Adventists assume a young earth and a seven-day creation. At least the ones I knew always did. (I do too, btw, but this thread is about Seventh-day Adventists).
They do make sabbath a test of salvation, yes, they do allow for the ‘ignorance’ of some, but insist that it will be the central test at some future point, and that those who know (even now) are held responsible to keep it.
I think we made the same point. I don’t think we are disagreeing on this.
Sunday is not ‘man’s traditions’, it is an apostolic tradition recorded in the earliest accounts of Christian worship.
Umm . . .I don’t think the New Testament anywhere speaks of Sunday as being kept as a ‘holy day’ distinct from the Sabbath. I don’t think the Apostles kept Sunday instead of the Sabbath. Under Jewish law one could not handle money or goods on Sabbath, which is why advice is given to set aside one’s tithing on the first day of the week. Paul apparently gave a Sabbath Vespers service which continued well into the night (remember that for Jews, the Sabbath ended at sundown), leading to the unfortunate fall of Onesimus.

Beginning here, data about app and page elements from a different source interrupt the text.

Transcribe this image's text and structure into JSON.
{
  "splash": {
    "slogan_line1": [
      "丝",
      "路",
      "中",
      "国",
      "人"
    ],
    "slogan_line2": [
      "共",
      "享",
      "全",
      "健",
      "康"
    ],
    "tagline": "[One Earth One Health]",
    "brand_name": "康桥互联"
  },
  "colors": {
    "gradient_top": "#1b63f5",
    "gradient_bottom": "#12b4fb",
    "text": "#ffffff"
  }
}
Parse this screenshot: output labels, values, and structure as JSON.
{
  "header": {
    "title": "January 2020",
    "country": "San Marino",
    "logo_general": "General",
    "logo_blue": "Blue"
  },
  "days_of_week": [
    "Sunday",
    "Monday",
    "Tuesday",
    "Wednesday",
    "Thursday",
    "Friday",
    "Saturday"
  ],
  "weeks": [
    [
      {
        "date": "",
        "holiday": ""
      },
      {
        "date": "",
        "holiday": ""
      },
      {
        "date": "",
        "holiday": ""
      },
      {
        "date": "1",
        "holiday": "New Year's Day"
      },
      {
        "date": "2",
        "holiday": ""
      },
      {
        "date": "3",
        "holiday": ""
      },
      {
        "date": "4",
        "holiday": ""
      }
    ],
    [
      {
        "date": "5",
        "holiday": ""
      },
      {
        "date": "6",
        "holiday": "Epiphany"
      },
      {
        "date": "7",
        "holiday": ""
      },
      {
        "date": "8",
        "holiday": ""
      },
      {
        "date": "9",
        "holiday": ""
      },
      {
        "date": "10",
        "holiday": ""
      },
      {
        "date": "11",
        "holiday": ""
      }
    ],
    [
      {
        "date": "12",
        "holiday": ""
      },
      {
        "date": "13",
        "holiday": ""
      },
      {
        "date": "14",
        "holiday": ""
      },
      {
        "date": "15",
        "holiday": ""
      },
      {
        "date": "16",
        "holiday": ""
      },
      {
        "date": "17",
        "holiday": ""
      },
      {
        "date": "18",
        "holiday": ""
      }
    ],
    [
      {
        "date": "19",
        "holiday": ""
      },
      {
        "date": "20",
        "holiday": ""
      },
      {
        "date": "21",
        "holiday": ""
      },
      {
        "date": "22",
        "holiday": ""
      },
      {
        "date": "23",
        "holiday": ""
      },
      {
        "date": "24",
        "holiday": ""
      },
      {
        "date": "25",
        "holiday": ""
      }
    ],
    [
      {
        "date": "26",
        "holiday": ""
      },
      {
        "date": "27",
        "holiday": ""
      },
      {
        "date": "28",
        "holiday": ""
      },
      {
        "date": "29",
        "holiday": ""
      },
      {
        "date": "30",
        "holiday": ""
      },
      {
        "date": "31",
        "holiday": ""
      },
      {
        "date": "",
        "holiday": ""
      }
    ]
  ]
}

Paul’s usual practice however was to meet on the Jewish Sabbath and to use that day as an opportunity to proclaim the Gospel: this seems to have remained his practice even after his evangelistic efforts shifted towards focusing upon the Gentiles. In many places the disciples of Christ seem to have met daily or nearly every day, probably the source of the custom of daily Mass. In general, Sabbatarians (not just the Adventists but others) make a reasonable case based on careful exegesis of the scriptural evidence, that Sunday observance did not actually displace Sabbath observance in the Apostolic era of the Church.
I believe that shift was a very early one–it probably started happening at least in the lifetime of John the Revelator–and I don’t think Sunday observance violates the New Testament in principle–but I don’t believe that the Apostles saw Sunday as the “Eighth Day of Creation” or celebrated it in place of the Jewish Sabbath they had grown up with. That tradition grew up in the second generation of Christians, as Gentile Christians began to outnumber Jewish ones, and as the customs of Jewish culture began to fall away and hold less sway.
There is no commandment in the New Testament for Christians to keep the Jewish sabbath.
There is no clear command to alter the original practice either, and no clear evidence that the Apostles themselves actually modified the observance of Sabbath. Without one or the other, the original commandment (a part of the moral law, remember, and not part of the ceremonial, theocratic, or dietary laws of the Old Covenant) would take precedence. The best evidence we have that a change would not be contrary to Scripture are the two admonitions by the Apostle Paul cited previously, each of these probably directed more at the issue of observing Jewish High Holy Days, and not the Sabbath specifically. However, Paul’s comments do logically extend to Sabbath-keeping as well and provide justification for allowing a new generation of Christians to abstain from Sabbath-keeping altogether or to displace the Saturday-Sabbath with one honoring the Resurrection of Christ. Which is what ultimately happened-but NOT, I stress, in the lifetime of Paul or most of the other Apostles, IMHO.
On the contrary, in the book of Acts, when the apostles met to decide what of Jewish law Christians would need to observe, the sabbath was not mentioned. As Christians, we are not obligated to Jewish dietary laws, mandatory circumcision or the observance of the Jewish sabbath.
You have inserted the Sabbath without specific scriptural warrant. Circumcision and dietary laws were explicitly abrogated in the text of the New Testament. No clear parallel exists for the Sabbath being abrogated, making your point an argument from silence. You also miss the point that the Sabbath was included in the “moral law” and not in the ceremonial, theocratic, or dietary laws of the Old Covenant. It is part of the Decalogue, the Ten Commandments. This gives it a higher standing that rules regarding abstention from pork or rules about ceremonial uncleanness.
Again, you and I agree that the principles expounded by Paul give us liberty to worship on Sunday. Where we disagree is on whether Sunday worship is directly traceable back to a specific command of or practice of the Apostles of Christ. I think the evidence is that it is not. I am OK however with that. You seem uncomfortable with it.